Work instruction ▸ Your result will be the set of lines with "title", copied from the material below.

○ ○ ○

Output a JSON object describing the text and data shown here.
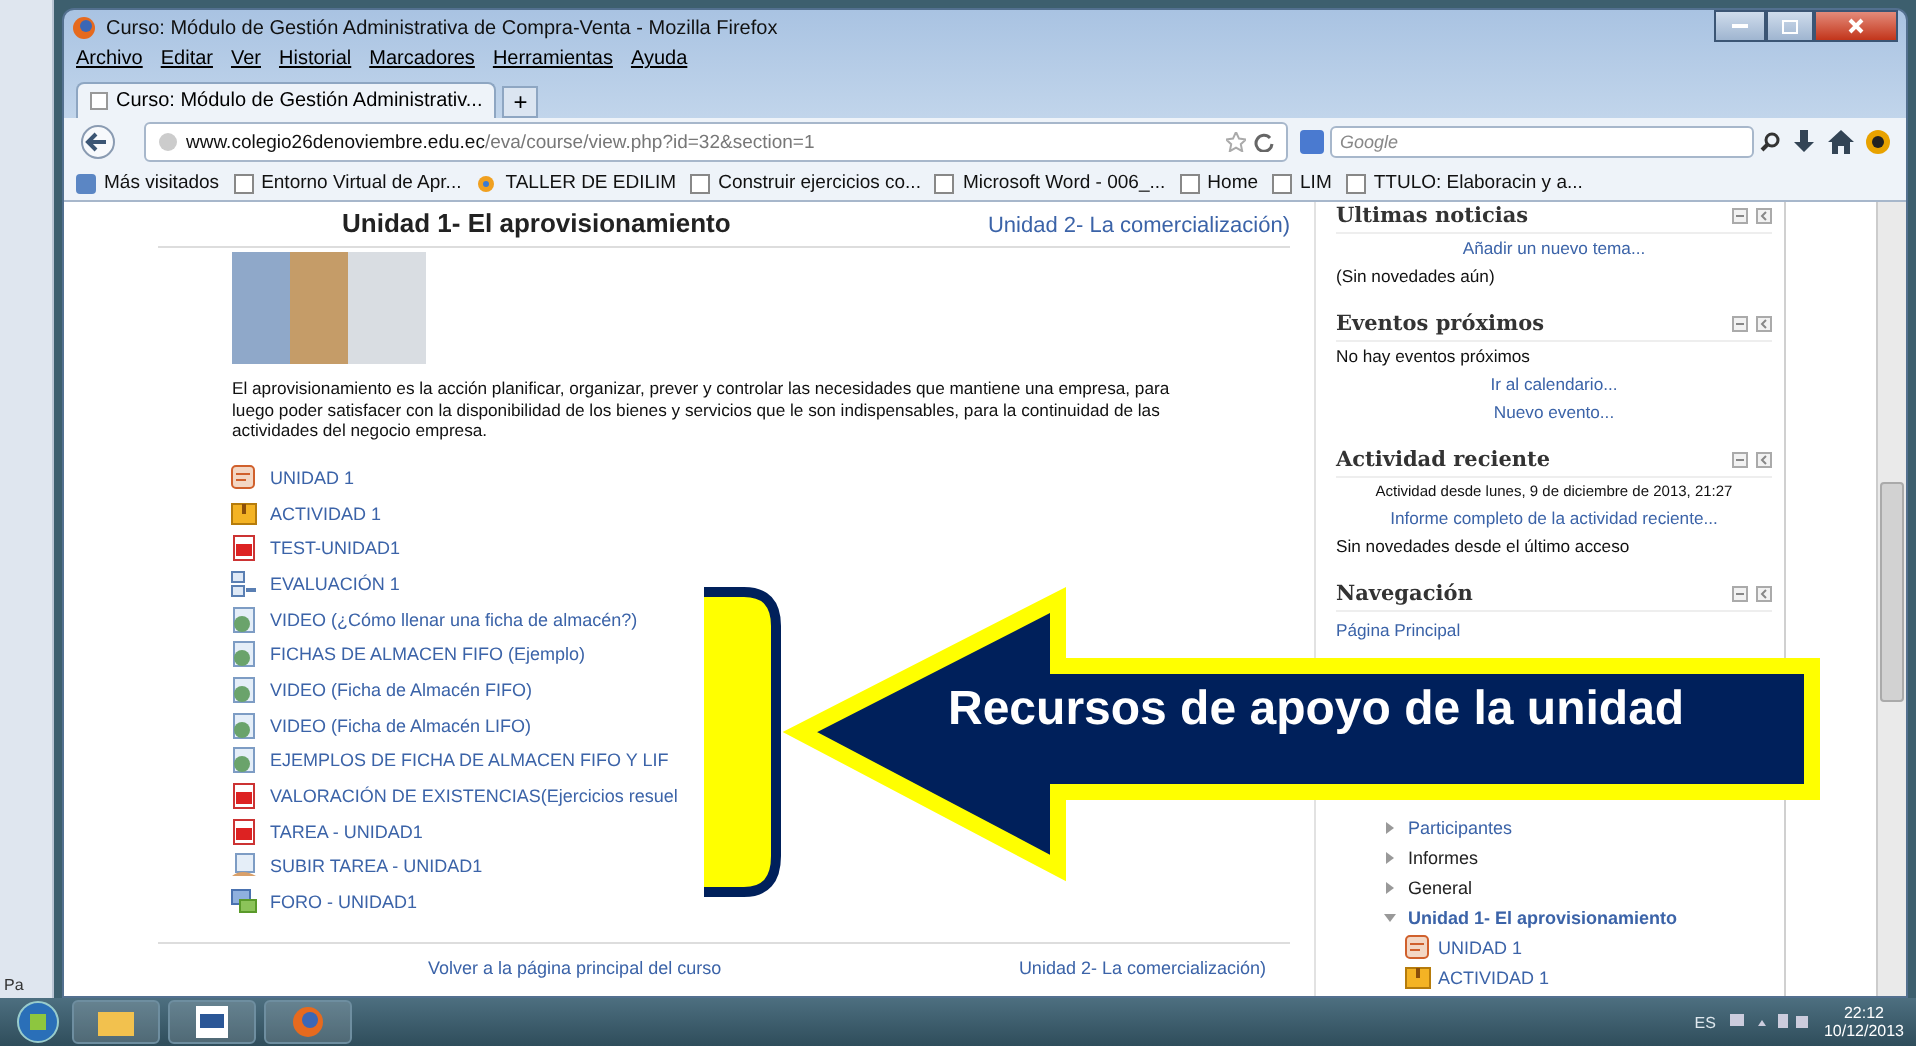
{
  "window": {
    "title": "Curso: Módulo de Gestión Administrativa de Compra-Venta - Mozilla Firefox"
  },
  "menu": [
    "Archivo",
    "Editar",
    "Ver",
    "Historial",
    "Marcadores",
    "Herramientas",
    "Ayuda"
  ],
  "tabs": [
    {
      "label": "Curso: Módulo de Gestión Administrativ...",
      "selected": true
    }
  ],
  "new_tab": "+",
  "address_bar": {
    "url_host": "www.colegio26denoviembre.edu.ec",
    "url_path": "/eva/course/view.php?id=32&section=1"
  },
  "search_field": {
    "placeholder": "Google"
  },
  "bookmarks": [
    {
      "label": "Más visitados",
      "kind": "smart"
    },
    {
      "label": "Entorno Virtual de Apr...",
      "kind": "page"
    },
    {
      "label": "TALLER DE EDILIM",
      "kind": "app"
    },
    {
      "label": "Construir ejercicios co...",
      "kind": "page"
    },
    {
      "label": "Microsoft Word - 006_...",
      "kind": "page"
    },
    {
      "label": "Home",
      "kind": "page"
    },
    {
      "label": "LIM",
      "kind": "page"
    },
    {
      "label": "TTULO: Elaboracin y a...",
      "kind": "page"
    }
  ],
  "document_side": {
    "label": "Pa"
  },
  "main": {
    "title": "Unidad 1- El aprovisionamiento",
    "next_link": "Unidad 2- La comercialización)",
    "description": "El aprovisionamiento es la acción planificar, organizar, prever y controlar las necesidades que mantiene una empresa, para luego poder satisfacer con la disponibilidad de los bienes y servicios que le son indispensables, para la continuidad de las actividades del negocio empresa.",
    "resources": [
      {
        "kind": "page",
        "label": "UNIDAD 1"
      },
      {
        "kind": "assignment",
        "label": "ACTIVIDAD 1"
      },
      {
        "kind": "pdf",
        "label": "TEST-UNIDAD1"
      },
      {
        "kind": "quiz",
        "label": "EVALUACIÓN 1"
      },
      {
        "kind": "url",
        "label": "VIDEO (¿Cómo llenar una ficha de almacén?)"
      },
      {
        "kind": "url",
        "label": "FICHAS DE ALMACEN FIFO (Ejemplo)"
      },
      {
        "kind": "url",
        "label": "VIDEO (Ficha de Almacén FIFO)"
      },
      {
        "kind": "url",
        "label": "VIDEO (Ficha de Almacén LIFO)"
      },
      {
        "kind": "url",
        "label": "EJEMPLOS DE FICHA DE ALMACEN FIFO Y LIF"
      },
      {
        "kind": "pdf",
        "label": "VALORACIÓN DE EXISTENCIAS(Ejercicios resuel"
      },
      {
        "kind": "pdf",
        "label": "TAREA - UNIDAD1"
      },
      {
        "kind": "upload",
        "label": "SUBIR TAREA - UNIDAD1"
      },
      {
        "kind": "forum",
        "label": "FORO - UNIDAD1"
      }
    ],
    "footer_links": [
      "Volver a la página principal del curso",
      "Unidad 2- La comercialización)"
    ]
  },
  "sidebar": {
    "blocks": [
      {
        "title": "Ultimas noticias",
        "lines": [
          {
            "kind": "link",
            "text": "Añadir un nuevo tema..."
          },
          {
            "kind": "text",
            "text": "(Sin novedades aún)"
          }
        ]
      },
      {
        "title": "Eventos próximos",
        "lines": [
          {
            "kind": "text",
            "text": "No hay eventos próximos"
          },
          {
            "kind": "link",
            "text": "Ir al calendario..."
          },
          {
            "kind": "link",
            "text": "Nuevo evento..."
          }
        ]
      },
      {
        "title": "Actividad reciente",
        "lines": [
          {
            "kind": "note",
            "text": "Actividad desde lunes, 9 de diciembre de 2013, 21:27"
          },
          {
            "kind": "link",
            "text": "Informe completo de la actividad reciente..."
          },
          {
            "kind": "text",
            "text": "Sin novedades desde el último acceso"
          }
        ]
      }
    ],
    "navigation": {
      "title": "Navegación",
      "home": "Página Principal",
      "tree": [
        {
          "label": "Participantes",
          "kind": "link",
          "expanded": false
        },
        {
          "label": "Informes",
          "kind": "text",
          "expanded": false
        },
        {
          "label": "General",
          "kind": "text",
          "expanded": false
        },
        {
          "label": "Unidad 1- El aprovisionamiento",
          "kind": "current",
          "expanded": true,
          "children": [
            {
              "label": "UNIDAD 1",
              "kind": "page"
            },
            {
              "label": "ACTIVIDAD 1",
              "kind": "assignment"
            }
          ]
        }
      ]
    }
  },
  "callout": {
    "label": "Recursos de apoyo de la unidad"
  },
  "taskbar": {
    "language": "ES",
    "time": "22:12",
    "date": "10/12/2013"
  }
}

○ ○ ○

Answer box ▸
    "title": "Curso: Módulo de Gestión Administrativa de Compra-Venta - Mozilla Firefox"
    "title": "Unidad 1- El aprovisionamiento",
        "title": "Ultimas noticias",
        "title": "Eventos próximos",
        "title": "Actividad reciente",
      "title": "Navegación",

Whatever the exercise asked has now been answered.